Task to carry out
Your response should contain every line from the data below that holds the string "this".
** Source data follows **
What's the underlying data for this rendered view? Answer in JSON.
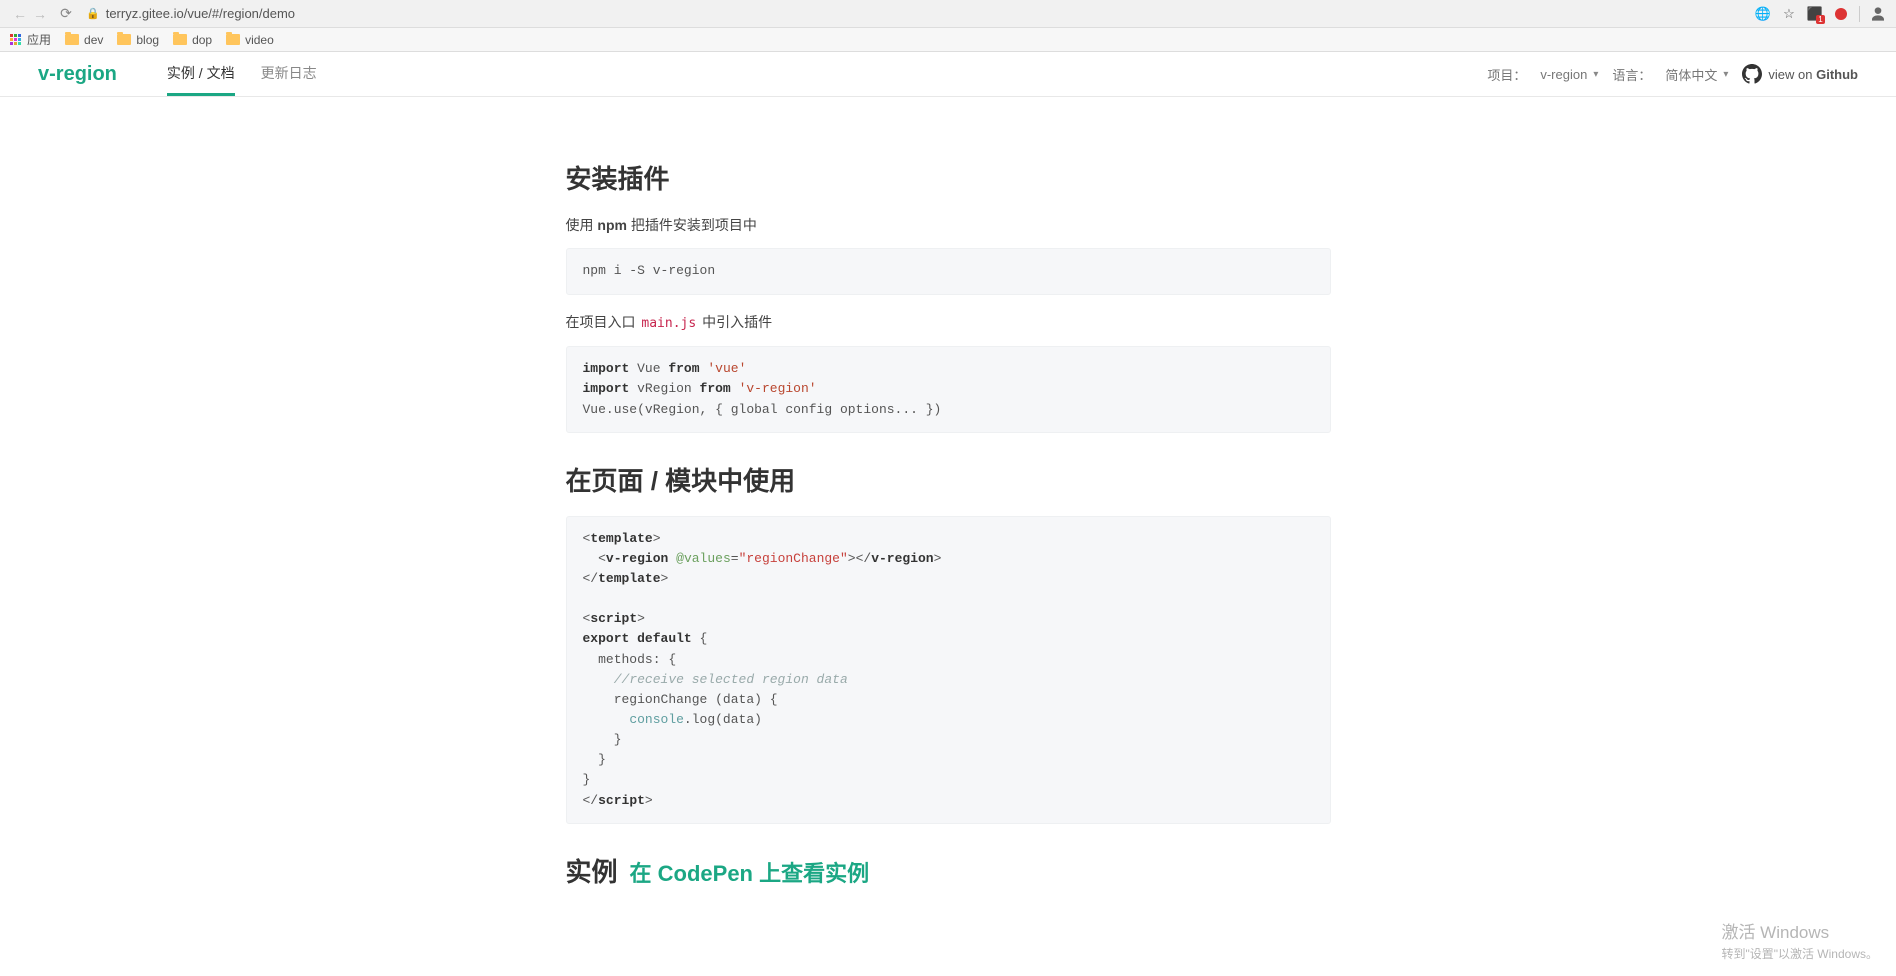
{
  "browser": {
    "url": "terryz.gitee.io/vue/#/region/demo",
    "apps_label": "应用",
    "bookmarks": [
      "dev",
      "blog",
      "dop",
      "video"
    ],
    "ext_badge": "1"
  },
  "header": {
    "brand": "v-region",
    "tabs": [
      {
        "label": "实例 / 文档",
        "active": true
      },
      {
        "label": "更新日志",
        "active": false
      }
    ],
    "project_label": "项目：",
    "project_value": "v-region",
    "lang_label": "语言：",
    "lang_value": "简体中文",
    "github_prefix": "view on ",
    "github_bold": "Github"
  },
  "sections": {
    "install": {
      "title": "安装插件",
      "desc1_pre": "使用 ",
      "desc1_bold": "npm",
      "desc1_post": " 把插件安装到项目中",
      "code1": "npm i -S v-region",
      "desc2_pre": "在项目入口 ",
      "desc2_code": "main.js",
      "desc2_post": " 中引入插件"
    },
    "usage": {
      "title": "在页面 / 模块中使用"
    },
    "example": {
      "title": "实例",
      "link_pre": "在 ",
      "link_bold": "CodePen",
      "link_post": " 上查看实例"
    }
  },
  "watermark": {
    "l1": "激活 Windows",
    "l2": "转到\"设置\"以激活 Windows。"
  }
}
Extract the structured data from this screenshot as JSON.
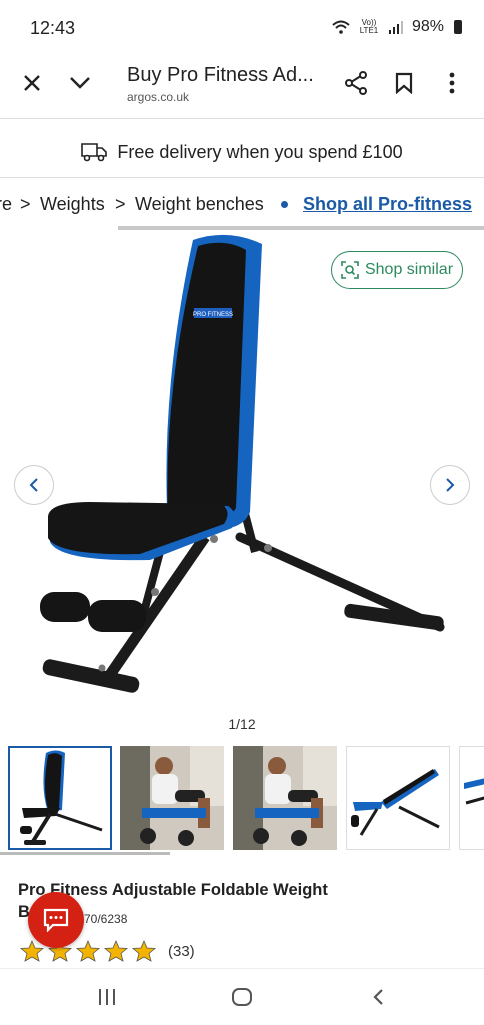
{
  "status_bar": {
    "time": "12:43",
    "lte_label": "Vo)) LTE1",
    "battery": "98%"
  },
  "browser": {
    "title": "Buy Pro Fitness Ad...",
    "url": "argos.co.uk"
  },
  "delivery_banner": {
    "text": "Free delivery when you spend £100",
    "icon": "truck-icon"
  },
  "breadcrumb": {
    "items": [
      "re",
      "Weights",
      "Weight benches"
    ],
    "separator": ">",
    "link": "Shop all Pro-fitness"
  },
  "gallery": {
    "shop_similar_label": "Shop similar",
    "counter": "1/12",
    "brand_label": "PRO FITNESS"
  },
  "product": {
    "title_line1": "Pro Fitness Adjustable Foldable Weight",
    "title_line2_start": "B",
    "catalogue_number": "70/6238",
    "rating_stars": 5,
    "review_count": "(33)"
  },
  "colors": {
    "accent_blue": "#1a5aa6",
    "bench_blue": "#1565c0",
    "green": "#2d8a5e",
    "chat_red": "#d42114",
    "star": "#f2b400"
  }
}
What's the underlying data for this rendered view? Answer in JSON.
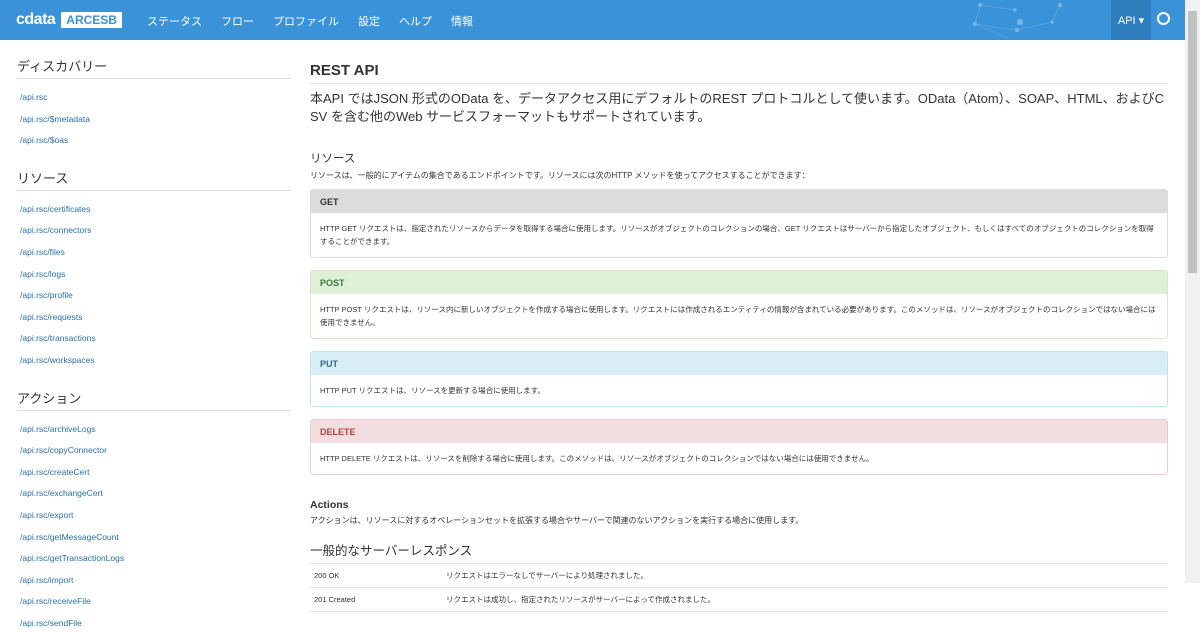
{
  "nav": {
    "logo": "cdata",
    "product": "ARCESB",
    "items": [
      "ステータス",
      "フロー",
      "プロファイル",
      "設定",
      "ヘルプ",
      "情報"
    ],
    "api": "API ▾"
  },
  "sidebar": {
    "sections": [
      {
        "title": "ディスカバリー",
        "links": [
          "/api.rsc",
          "/api.rsc/$metadata",
          "/api.rsc/$oas"
        ]
      },
      {
        "title": "リソース",
        "links": [
          "/api.rsc/certificates",
          "/api.rsc/connectors",
          "/api.rsc/files",
          "/api.rsc/logs",
          "/api.rsc/profile",
          "/api.rsc/requests",
          "/api.rsc/transactions",
          "/api.rsc/workspaces"
        ]
      },
      {
        "title": "アクション",
        "links": [
          "/api.rsc/archiveLogs",
          "/api.rsc/copyConnector",
          "/api.rsc/createCert",
          "/api.rsc/exchangeCert",
          "/api.rsc/export",
          "/api.rsc/getMessageCount",
          "/api.rsc/getTransactionLogs",
          "/api.rsc/import",
          "/api.rsc/receiveFile",
          "/api.rsc/sendFile"
        ]
      }
    ]
  },
  "main": {
    "title": "REST API",
    "lead": "本API ではJSON 形式のOData を、データアクセス用にデフォルトのREST プロトコルとして使います。OData（Atom）、SOAP、HTML、およびCSV を含む他のWeb サービスフォーマットもサポートされています。",
    "resources_title": "リソース",
    "resources_desc": "リソースは、一般的にアイテムの集合であるエンドポイントです。リソースには次のHTTP メソッドを使ってアクセスすることができます：",
    "methods": [
      {
        "name": "GET",
        "desc": "HTTP GET リクエストは、指定されたリソースからデータを取得する場合に使用します。リソースがオブジェクトのコレクションの場合、GET リクエストはサーバーから指定したオブジェクト、もしくはすべてのオブジェクトのコレクションを取得することができます。"
      },
      {
        "name": "POST",
        "desc": "HTTP POST リクエストは、リソース内に新しいオブジェクトを作成する場合に使用します。リクエストには作成されるエンティティの情報が含まれている必要があります。このメソッドは、リソースがオブジェクトのコレクションではない場合には使用できません。"
      },
      {
        "name": "PUT",
        "desc": "HTTP PUT リクエストは、リソースを更新する場合に使用します。"
      },
      {
        "name": "DELETE",
        "desc": "HTTP DELETE リクエストは、リソースを削除する場合に使用します。このメソッドは、リソースがオブジェクトのコレクションではない場合には使用できません。"
      }
    ],
    "actions_title": "Actions",
    "actions_desc": "アクションは、リソースに対するオペレーションセットを拡張する場合やサーバーで関連のないアクションを実行する場合に使用します。",
    "responses_title": "一般的なサーバーレスポンス",
    "responses": [
      {
        "code": "200 OK",
        "desc": "リクエストはエラーなしでサーバーにより処理されました。"
      },
      {
        "code": "201 Created",
        "desc": "リクエストは成功し、指定されたリソースがサーバーによって作成されました。"
      }
    ]
  },
  "colors": {
    "navbar": "#3a93d8",
    "link": "#2a6fb0"
  }
}
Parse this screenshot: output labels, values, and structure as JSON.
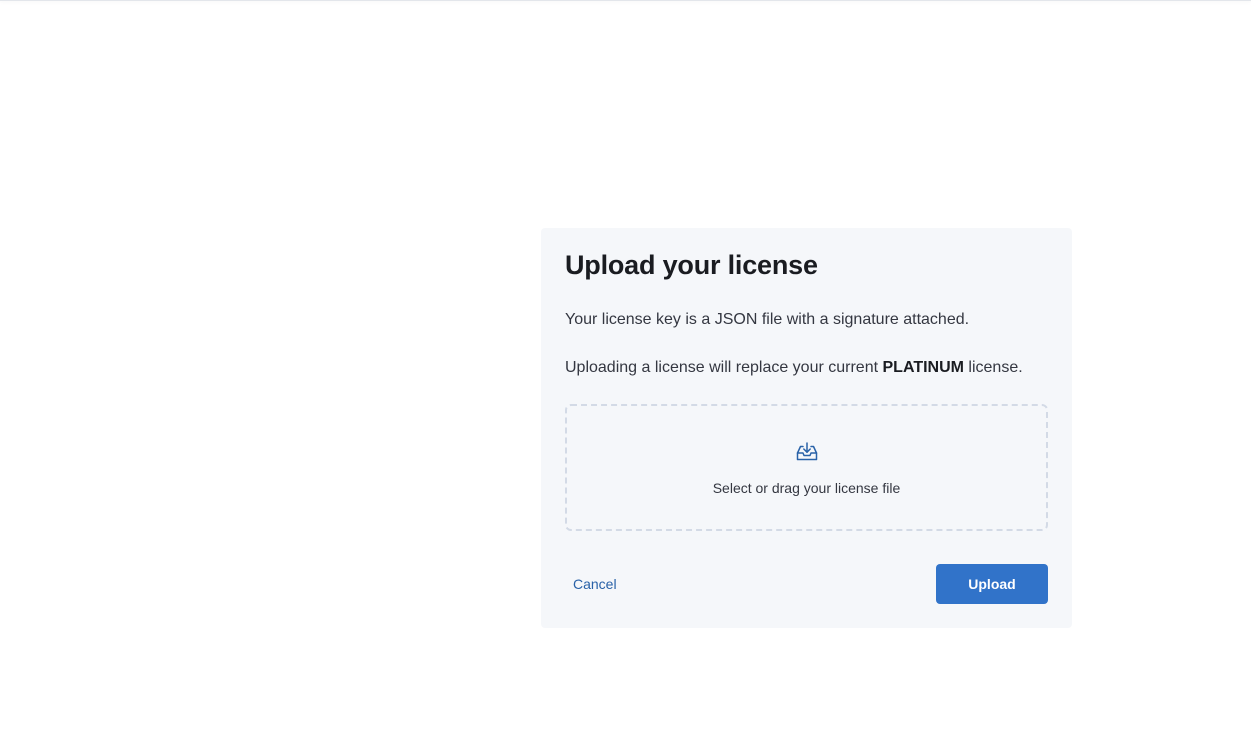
{
  "modal": {
    "title": "Upload your license",
    "description_line1": "Your license key is a JSON file with a signature attached.",
    "description_line2_prefix": "Uploading a license will replace your current ",
    "description_line2_bold": "PLATINUM",
    "description_line2_suffix": " license.",
    "dropzone": {
      "icon": "import-icon",
      "label": "Select or drag your license file"
    },
    "cancel_label": "Cancel",
    "upload_label": "Upload"
  },
  "colors": {
    "panel_bg": "#f5f7fa",
    "primary": "#3173c9",
    "link": "#2962a8",
    "title": "#1a1c21",
    "text": "#343741"
  }
}
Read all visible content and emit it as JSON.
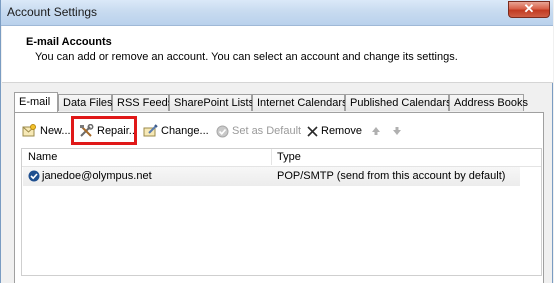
{
  "window": {
    "title": "Account Settings",
    "close_label": "✕"
  },
  "header": {
    "title": "E-mail Accounts",
    "description": "You can add or remove an account. You can select an account and change its settings."
  },
  "tabs": [
    {
      "label": "E-mail",
      "active": true
    },
    {
      "label": "Data Files"
    },
    {
      "label": "RSS Feeds"
    },
    {
      "label": "SharePoint Lists"
    },
    {
      "label": "Internet Calendars"
    },
    {
      "label": "Published Calendars"
    },
    {
      "label": "Address Books"
    }
  ],
  "toolbar": {
    "new_label": "New...",
    "repair_label": "Repair...",
    "change_label": "Change...",
    "set_default_label": "Set as Default",
    "remove_label": "Remove"
  },
  "accounts_table": {
    "columns": [
      "Name",
      "Type"
    ],
    "rows": [
      {
        "name": "janedoe@olympus.net",
        "type": "POP/SMTP (send from this account by default)",
        "is_default": true
      }
    ]
  },
  "colors": {
    "highlight": "#e01818",
    "titlebar": "#c8dbf0",
    "close_button": "#c13b22"
  }
}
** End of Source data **
Completed task
What's the underlying data for this rendered view? Answer in JSON.
Extract the structured data from this screenshot as JSON.
What's the underlying data for this rendered view? Answer in JSON.
Parse this screenshot: output labels, values, and structure as JSON.
        "type": "POP/SMTP (send from this account by default)",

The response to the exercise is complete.